  • Ignoring or Not Understanding Your Risk Tolerance: One of the most damaging things an mutual fund investor can do to their portfolio is to sell funds when they have declined significantly in value. The most common cause of selling at market lows is not understanding one's own tolerance for risk prior to buying mutual funds. For example, if you are a beginning investor and you buy your first mutual fund when the market is at a high point, you might not know how you will react when the inevitable bear market hits and your mutual fund declines in value. Will you panic and sell your fund? If so, or if you're not sure, you may need to choose funds more suitable for you.
  • Failing to Diversify: Similar to the mistake with risk tolerance, failing to properly spread investment assets among different mutual fund types can unnecessarily create excessive risk by investing too heavily in one narrow market segment. And when that particular area of the market gets hit with steep losses, the investor may abandon their investment objective and sell the fund or funds hastily. Investors should keep in mind that investing in several funds does not insure proper diversification if those funds have similar objectives. See this article on overlap for a deeper understanding.
  • Paying Too Much In Fees and Expenses: If you are a do-it-yourself investor, there is no good reason to buy funds with loads, transaction fees, or high expense ratios. The way to avoid these errors is to invest with one of the best no-load mutual fund companies, look for no-transaction fee (NTF) funds, and be sure to look for below-average expense ratios. You can also keep costs down by minimizing your trading frequency. Many investors find success in keeping all these costs down by building lazy portfolios.
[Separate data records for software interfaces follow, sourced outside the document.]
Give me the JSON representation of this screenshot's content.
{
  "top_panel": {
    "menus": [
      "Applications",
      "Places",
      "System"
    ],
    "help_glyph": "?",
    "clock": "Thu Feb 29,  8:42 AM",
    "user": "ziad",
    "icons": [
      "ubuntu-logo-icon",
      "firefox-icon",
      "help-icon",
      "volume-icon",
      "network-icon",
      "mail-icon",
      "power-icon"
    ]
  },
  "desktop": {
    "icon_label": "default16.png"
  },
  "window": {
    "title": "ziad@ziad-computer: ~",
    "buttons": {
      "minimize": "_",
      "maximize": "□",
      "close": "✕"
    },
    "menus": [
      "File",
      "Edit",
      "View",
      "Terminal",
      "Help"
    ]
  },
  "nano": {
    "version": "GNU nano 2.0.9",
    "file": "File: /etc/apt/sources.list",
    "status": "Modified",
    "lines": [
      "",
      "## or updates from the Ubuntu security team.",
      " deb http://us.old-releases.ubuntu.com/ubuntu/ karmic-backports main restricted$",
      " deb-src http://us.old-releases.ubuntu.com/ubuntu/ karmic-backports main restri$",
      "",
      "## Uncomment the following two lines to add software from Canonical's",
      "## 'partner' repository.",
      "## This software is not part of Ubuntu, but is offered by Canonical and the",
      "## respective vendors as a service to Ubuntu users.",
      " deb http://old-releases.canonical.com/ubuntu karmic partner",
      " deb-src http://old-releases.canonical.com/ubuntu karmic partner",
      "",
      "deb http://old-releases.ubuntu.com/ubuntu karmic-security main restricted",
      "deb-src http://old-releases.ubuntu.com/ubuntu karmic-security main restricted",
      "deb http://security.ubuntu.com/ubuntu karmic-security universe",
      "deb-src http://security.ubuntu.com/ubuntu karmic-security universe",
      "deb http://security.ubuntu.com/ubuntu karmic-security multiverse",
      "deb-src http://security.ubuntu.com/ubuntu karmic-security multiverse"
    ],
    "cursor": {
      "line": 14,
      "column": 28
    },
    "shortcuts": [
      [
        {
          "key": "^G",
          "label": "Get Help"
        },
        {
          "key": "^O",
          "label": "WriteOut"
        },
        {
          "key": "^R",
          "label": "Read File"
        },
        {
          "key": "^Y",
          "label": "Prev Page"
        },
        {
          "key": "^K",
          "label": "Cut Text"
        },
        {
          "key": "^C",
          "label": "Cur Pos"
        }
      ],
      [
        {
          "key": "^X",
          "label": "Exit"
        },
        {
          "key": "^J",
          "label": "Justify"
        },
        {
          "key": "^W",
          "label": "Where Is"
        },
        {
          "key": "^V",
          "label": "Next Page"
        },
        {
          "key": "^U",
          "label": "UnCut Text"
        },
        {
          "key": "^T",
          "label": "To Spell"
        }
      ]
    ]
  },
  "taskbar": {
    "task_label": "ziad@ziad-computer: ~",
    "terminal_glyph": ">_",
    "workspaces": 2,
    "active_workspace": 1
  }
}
    Disclaimer: The information on this site is provided for discussion purposes only, and should not be misconstrued as investment advice. Under no circumstances does this information represent a recommendation to buy or sell securities.